_Work to complete_
Each entry below should appear again exactly as written, without pictures.

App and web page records

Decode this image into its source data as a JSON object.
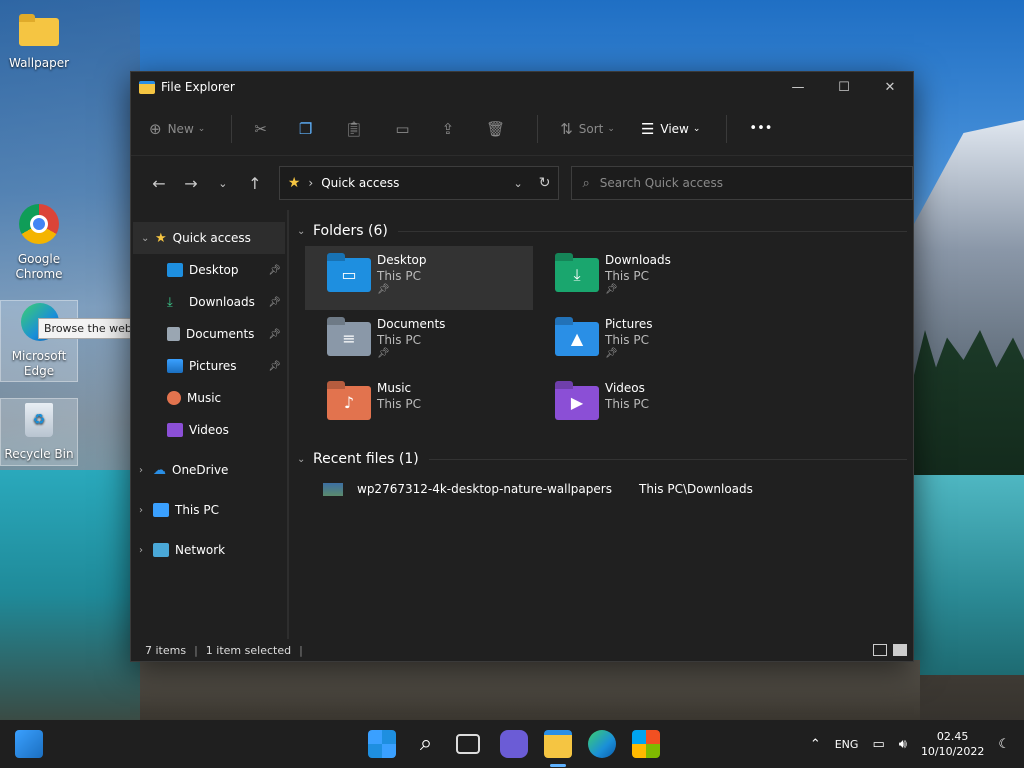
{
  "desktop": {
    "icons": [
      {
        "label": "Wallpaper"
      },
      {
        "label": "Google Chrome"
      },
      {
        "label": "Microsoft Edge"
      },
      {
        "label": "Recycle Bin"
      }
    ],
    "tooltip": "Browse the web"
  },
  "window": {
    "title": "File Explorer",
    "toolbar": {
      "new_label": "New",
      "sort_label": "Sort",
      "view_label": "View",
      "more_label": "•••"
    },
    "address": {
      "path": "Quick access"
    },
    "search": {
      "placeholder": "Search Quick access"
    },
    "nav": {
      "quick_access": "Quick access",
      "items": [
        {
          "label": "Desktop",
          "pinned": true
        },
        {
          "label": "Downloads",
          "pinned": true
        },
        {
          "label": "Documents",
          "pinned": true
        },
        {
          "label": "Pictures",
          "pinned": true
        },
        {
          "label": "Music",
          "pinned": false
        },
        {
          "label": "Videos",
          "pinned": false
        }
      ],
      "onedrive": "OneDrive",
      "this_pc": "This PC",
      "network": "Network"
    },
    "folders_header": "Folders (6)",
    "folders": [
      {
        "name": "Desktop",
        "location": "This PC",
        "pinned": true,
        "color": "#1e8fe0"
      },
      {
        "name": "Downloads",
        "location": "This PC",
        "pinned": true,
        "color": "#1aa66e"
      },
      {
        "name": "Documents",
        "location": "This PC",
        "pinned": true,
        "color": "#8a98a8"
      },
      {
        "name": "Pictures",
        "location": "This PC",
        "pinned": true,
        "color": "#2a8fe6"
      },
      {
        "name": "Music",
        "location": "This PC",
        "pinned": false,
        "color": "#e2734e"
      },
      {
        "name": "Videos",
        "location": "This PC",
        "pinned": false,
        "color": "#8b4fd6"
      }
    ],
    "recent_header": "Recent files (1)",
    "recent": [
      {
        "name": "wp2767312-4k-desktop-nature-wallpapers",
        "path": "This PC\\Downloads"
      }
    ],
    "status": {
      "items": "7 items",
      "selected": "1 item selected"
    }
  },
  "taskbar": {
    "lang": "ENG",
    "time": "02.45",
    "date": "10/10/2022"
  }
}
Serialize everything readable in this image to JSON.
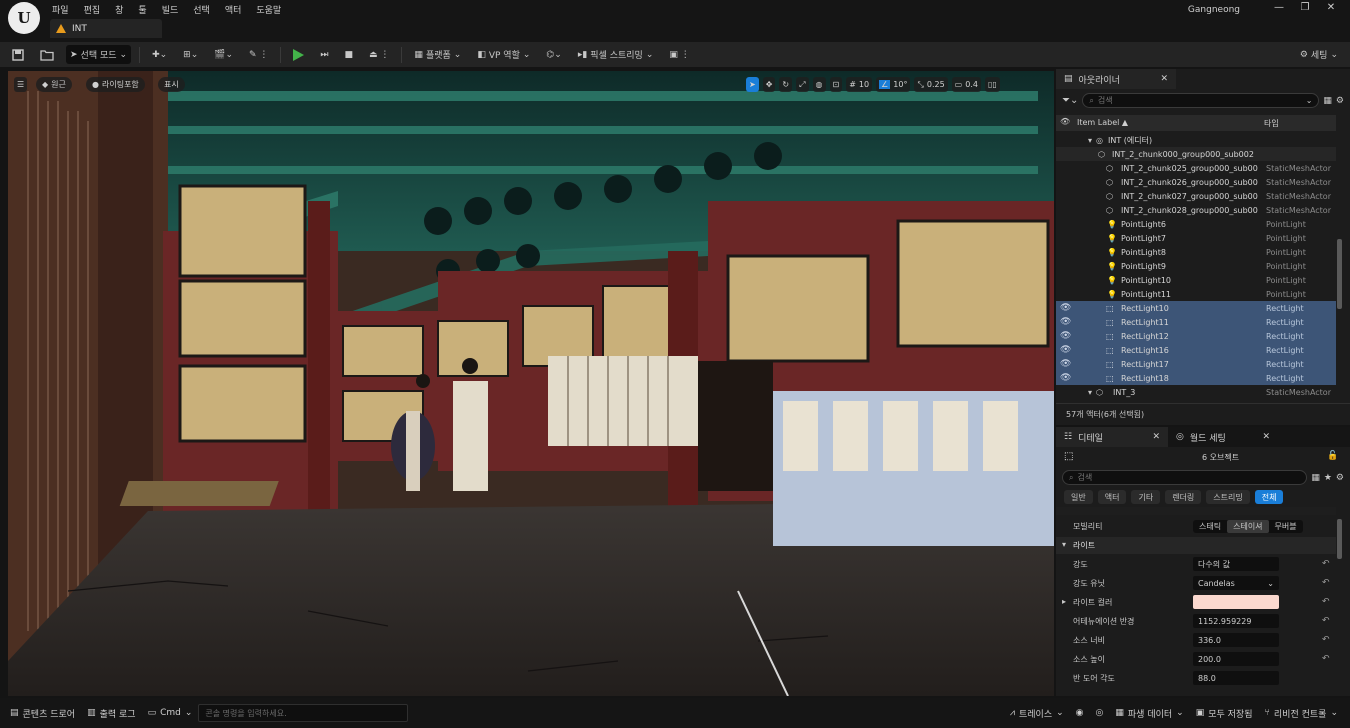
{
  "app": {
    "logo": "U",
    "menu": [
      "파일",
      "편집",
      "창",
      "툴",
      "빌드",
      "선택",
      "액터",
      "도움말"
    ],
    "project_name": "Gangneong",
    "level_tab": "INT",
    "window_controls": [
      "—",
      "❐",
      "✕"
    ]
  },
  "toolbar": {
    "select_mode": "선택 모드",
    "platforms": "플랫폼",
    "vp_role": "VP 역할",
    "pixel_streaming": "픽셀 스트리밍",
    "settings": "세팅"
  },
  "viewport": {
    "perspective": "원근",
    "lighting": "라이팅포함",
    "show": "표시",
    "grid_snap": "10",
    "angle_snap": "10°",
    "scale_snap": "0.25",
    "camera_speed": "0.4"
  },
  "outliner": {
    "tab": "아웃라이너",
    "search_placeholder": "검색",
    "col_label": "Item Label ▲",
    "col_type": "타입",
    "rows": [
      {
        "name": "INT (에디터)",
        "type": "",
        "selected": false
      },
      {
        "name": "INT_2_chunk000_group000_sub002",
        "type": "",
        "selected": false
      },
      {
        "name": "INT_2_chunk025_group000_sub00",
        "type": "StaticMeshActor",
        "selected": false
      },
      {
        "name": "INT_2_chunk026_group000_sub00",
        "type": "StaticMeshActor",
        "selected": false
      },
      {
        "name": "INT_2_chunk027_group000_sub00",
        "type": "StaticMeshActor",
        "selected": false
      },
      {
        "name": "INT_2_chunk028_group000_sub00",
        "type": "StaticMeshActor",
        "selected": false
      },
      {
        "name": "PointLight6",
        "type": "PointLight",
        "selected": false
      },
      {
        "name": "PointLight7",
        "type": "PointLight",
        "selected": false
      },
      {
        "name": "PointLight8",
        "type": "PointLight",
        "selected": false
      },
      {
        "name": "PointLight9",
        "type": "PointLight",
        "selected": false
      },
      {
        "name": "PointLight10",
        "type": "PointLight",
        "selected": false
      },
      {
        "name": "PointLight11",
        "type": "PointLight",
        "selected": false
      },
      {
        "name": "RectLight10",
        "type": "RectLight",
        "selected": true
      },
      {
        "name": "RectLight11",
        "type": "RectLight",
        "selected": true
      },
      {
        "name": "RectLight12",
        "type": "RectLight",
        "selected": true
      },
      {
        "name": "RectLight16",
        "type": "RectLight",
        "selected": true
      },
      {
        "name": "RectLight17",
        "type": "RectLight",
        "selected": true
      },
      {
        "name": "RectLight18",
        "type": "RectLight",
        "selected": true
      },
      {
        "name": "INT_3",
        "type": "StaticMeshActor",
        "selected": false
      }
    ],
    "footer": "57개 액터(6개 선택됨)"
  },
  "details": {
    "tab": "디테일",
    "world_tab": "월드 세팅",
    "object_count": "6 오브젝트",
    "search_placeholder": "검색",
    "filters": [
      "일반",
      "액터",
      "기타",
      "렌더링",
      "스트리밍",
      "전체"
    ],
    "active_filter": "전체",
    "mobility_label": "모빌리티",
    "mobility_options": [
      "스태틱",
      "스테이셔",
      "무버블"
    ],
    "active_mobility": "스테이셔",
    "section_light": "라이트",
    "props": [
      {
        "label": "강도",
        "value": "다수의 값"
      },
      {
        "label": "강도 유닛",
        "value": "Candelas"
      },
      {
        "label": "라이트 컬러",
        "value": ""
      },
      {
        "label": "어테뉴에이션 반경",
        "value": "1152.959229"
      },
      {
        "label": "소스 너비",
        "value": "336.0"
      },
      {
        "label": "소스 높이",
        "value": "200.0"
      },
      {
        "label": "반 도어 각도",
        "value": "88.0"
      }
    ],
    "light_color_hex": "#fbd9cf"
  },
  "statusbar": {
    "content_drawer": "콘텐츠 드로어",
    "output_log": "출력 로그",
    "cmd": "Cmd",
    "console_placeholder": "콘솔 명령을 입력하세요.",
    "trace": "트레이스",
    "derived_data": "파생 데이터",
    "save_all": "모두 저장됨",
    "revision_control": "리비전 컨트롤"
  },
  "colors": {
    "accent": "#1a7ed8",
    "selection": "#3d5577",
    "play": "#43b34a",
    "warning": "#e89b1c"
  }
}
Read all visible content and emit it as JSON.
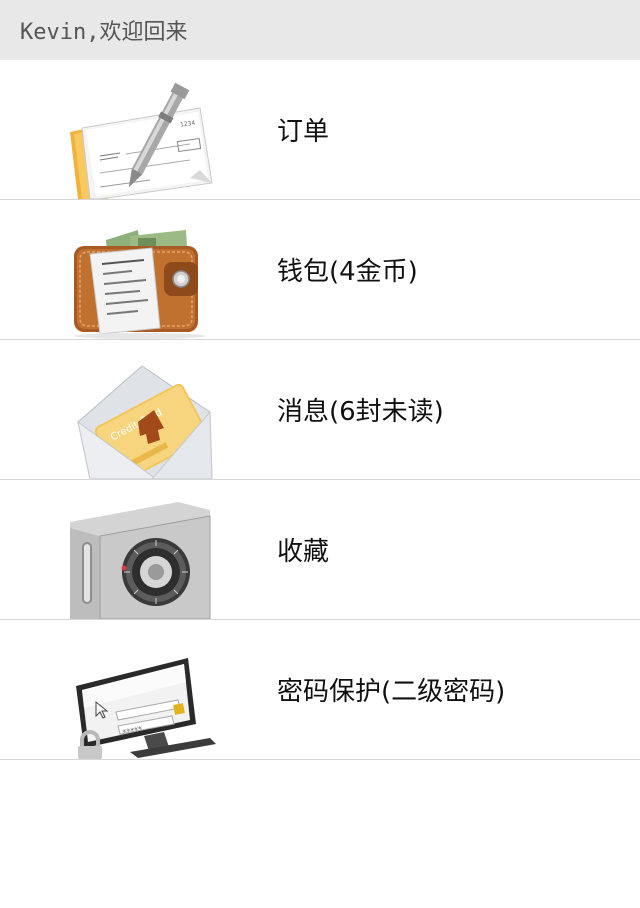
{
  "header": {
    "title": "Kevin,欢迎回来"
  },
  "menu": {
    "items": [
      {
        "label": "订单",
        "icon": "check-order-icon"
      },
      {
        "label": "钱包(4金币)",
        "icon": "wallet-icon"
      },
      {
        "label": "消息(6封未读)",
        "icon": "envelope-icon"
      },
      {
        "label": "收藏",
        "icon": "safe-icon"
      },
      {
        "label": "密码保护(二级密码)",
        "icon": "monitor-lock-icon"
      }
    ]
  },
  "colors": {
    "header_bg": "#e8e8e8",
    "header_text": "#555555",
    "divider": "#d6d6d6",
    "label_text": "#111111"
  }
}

_Answer box_
Decode this image into its source data as a JSON object.
{
  "desktop": {
    "icons": [
      {
        "label": "Wallpaper"
      },
      {
        "label": "Google Chrome"
      },
      {
        "label": "Microsoft Edge"
      },
      {
        "label": "Recycle Bin"
      }
    ],
    "tooltip": "Browse the web"
  },
  "window": {
    "title": "File Explorer",
    "toolbar": {
      "new_label": "New",
      "sort_label": "Sort",
      "view_label": "View",
      "more_label": "•••"
    },
    "address": {
      "path": "Quick access"
    },
    "search": {
      "placeholder": "Search Quick access"
    },
    "nav": {
      "quick_access": "Quick access",
      "items": [
        {
          "label": "Desktop",
          "pinned": true
        },
        {
          "label": "Downloads",
          "pinned": true
        },
        {
          "label": "Documents",
          "pinned": true
        },
        {
          "label": "Pictures",
          "pinned": true
        },
        {
          "label": "Music",
          "pinned": false
        },
        {
          "label": "Videos",
          "pinned": false
        }
      ],
      "onedrive": "OneDrive",
      "this_pc": "This PC",
      "network": "Network"
    },
    "folders_header": "Folders (6)",
    "folders": [
      {
        "name": "Desktop",
        "location": "This PC",
        "pinned": true,
        "color": "#1e8fe0"
      },
      {
        "name": "Downloads",
        "location": "This PC",
        "pinned": true,
        "color": "#1aa66e"
      },
      {
        "name": "Documents",
        "location": "This PC",
        "pinned": true,
        "color": "#8a98a8"
      },
      {
        "name": "Pictures",
        "location": "This PC",
        "pinned": true,
        "color": "#2a8fe6"
      },
      {
        "name": "Music",
        "location": "This PC",
        "pinned": false,
        "color": "#e2734e"
      },
      {
        "name": "Videos",
        "location": "This PC",
        "pinned": false,
        "color": "#8b4fd6"
      }
    ],
    "recent_header": "Recent files (1)",
    "recent": [
      {
        "name": "wp2767312-4k-desktop-nature-wallpapers",
        "path": "This PC\\Downloads"
      }
    ],
    "status": {
      "items": "7 items",
      "selected": "1 item selected"
    }
  },
  "taskbar": {
    "lang": "ENG",
    "time": "02.45",
    "date": "10/10/2022"
  }
}
Serialize everything readable in this image to JSON.
{
  "app": {
    "logo": "U",
    "menu": [
      "파일",
      "편집",
      "창",
      "툴",
      "빌드",
      "선택",
      "액터",
      "도움말"
    ],
    "project_name": "Gangneong",
    "level_tab": "INT",
    "window_controls": [
      "—",
      "❐",
      "✕"
    ]
  },
  "toolbar": {
    "select_mode": "선택 모드",
    "platforms": "플랫폼",
    "vp_role": "VP 역할",
    "pixel_streaming": "픽셀 스트리밍",
    "settings": "세팅"
  },
  "viewport": {
    "perspective": "원근",
    "lighting": "라이팅포함",
    "show": "표시",
    "grid_snap": "10",
    "angle_snap": "10°",
    "scale_snap": "0.25",
    "camera_speed": "0.4"
  },
  "outliner": {
    "tab": "아웃라이너",
    "search_placeholder": "검색",
    "col_label": "Item Label ▲",
    "col_type": "타입",
    "rows": [
      {
        "name": "INT (에디터)",
        "type": "",
        "selected": false
      },
      {
        "name": "INT_2_chunk000_group000_sub002",
        "type": "",
        "selected": false
      },
      {
        "name": "INT_2_chunk025_group000_sub00",
        "type": "StaticMeshActor",
        "selected": false
      },
      {
        "name": "INT_2_chunk026_group000_sub00",
        "type": "StaticMeshActor",
        "selected": false
      },
      {
        "name": "INT_2_chunk027_group000_sub00",
        "type": "StaticMeshActor",
        "selected": false
      },
      {
        "name": "INT_2_chunk028_group000_sub00",
        "type": "StaticMeshActor",
        "selected": false
      },
      {
        "name": "PointLight6",
        "type": "PointLight",
        "selected": false
      },
      {
        "name": "PointLight7",
        "type": "PointLight",
        "selected": false
      },
      {
        "name": "PointLight8",
        "type": "PointLight",
        "selected": false
      },
      {
        "name": "PointLight9",
        "type": "PointLight",
        "selected": false
      },
      {
        "name": "PointLight10",
        "type": "PointLight",
        "selected": false
      },
      {
        "name": "PointLight11",
        "type": "PointLight",
        "selected": false
      },
      {
        "name": "RectLight10",
        "type": "RectLight",
        "selected": true
      },
      {
        "name": "RectLight11",
        "type": "RectLight",
        "selected": true
      },
      {
        "name": "RectLight12",
        "type": "RectLight",
        "selected": true
      },
      {
        "name": "RectLight16",
        "type": "RectLight",
        "selected": true
      },
      {
        "name": "RectLight17",
        "type": "RectLight",
        "selected": true
      },
      {
        "name": "RectLight18",
        "type": "RectLight",
        "selected": true
      },
      {
        "name": "INT_3",
        "type": "StaticMeshActor",
        "selected": false
      }
    ],
    "footer": "57개 액터(6개 선택됨)"
  },
  "details": {
    "tab": "디테일",
    "world_tab": "월드 세팅",
    "object_count": "6 오브젝트",
    "search_placeholder": "검색",
    "filters": [
      "일반",
      "액터",
      "기타",
      "렌더링",
      "스트리밍",
      "전체"
    ],
    "active_filter": "전체",
    "mobility_label": "모빌리티",
    "mobility_options": [
      "스태틱",
      "스테이셔",
      "무버블"
    ],
    "active_mobility": "스테이셔",
    "section_light": "라이트",
    "props": [
      {
        "label": "강도",
        "value": "다수의 값"
      },
      {
        "label": "강도 유닛",
        "value": "Candelas"
      },
      {
        "label": "라이트 컬러",
        "value": ""
      },
      {
        "label": "어테뉴에이션 반경",
        "value": "1152.959229"
      },
      {
        "label": "소스 너비",
        "value": "336.0"
      },
      {
        "label": "소스 높이",
        "value": "200.0"
      },
      {
        "label": "반 도어 각도",
        "value": "88.0"
      }
    ],
    "light_color_hex": "#fbd9cf"
  },
  "statusbar": {
    "content_drawer": "콘텐츠 드로어",
    "output_log": "출력 로그",
    "cmd": "Cmd",
    "console_placeholder": "콘솔 명령을 입력하세요.",
    "trace": "트레이스",
    "derived_data": "파생 데이터",
    "save_all": "모두 저장됨",
    "revision_control": "리비전 컨트롤"
  },
  "colors": {
    "accent": "#1a7ed8",
    "selection": "#3d5577",
    "play": "#43b34a",
    "warning": "#e89b1c"
  }
}
Read all visible content and emit it as JSON.
{
  "header": {
    "title": "Kevin,欢迎回来"
  },
  "menu": {
    "items": [
      {
        "label": "订单",
        "icon": "check-order-icon"
      },
      {
        "label": "钱包(4金币)",
        "icon": "wallet-icon"
      },
      {
        "label": "消息(6封未读)",
        "icon": "envelope-icon"
      },
      {
        "label": "收藏",
        "icon": "safe-icon"
      },
      {
        "label": "密码保护(二级密码)",
        "icon": "monitor-lock-icon"
      }
    ]
  },
  "colors": {
    "header_bg": "#e8e8e8",
    "header_text": "#555555",
    "divider": "#d6d6d6",
    "label_text": "#111111"
  }
}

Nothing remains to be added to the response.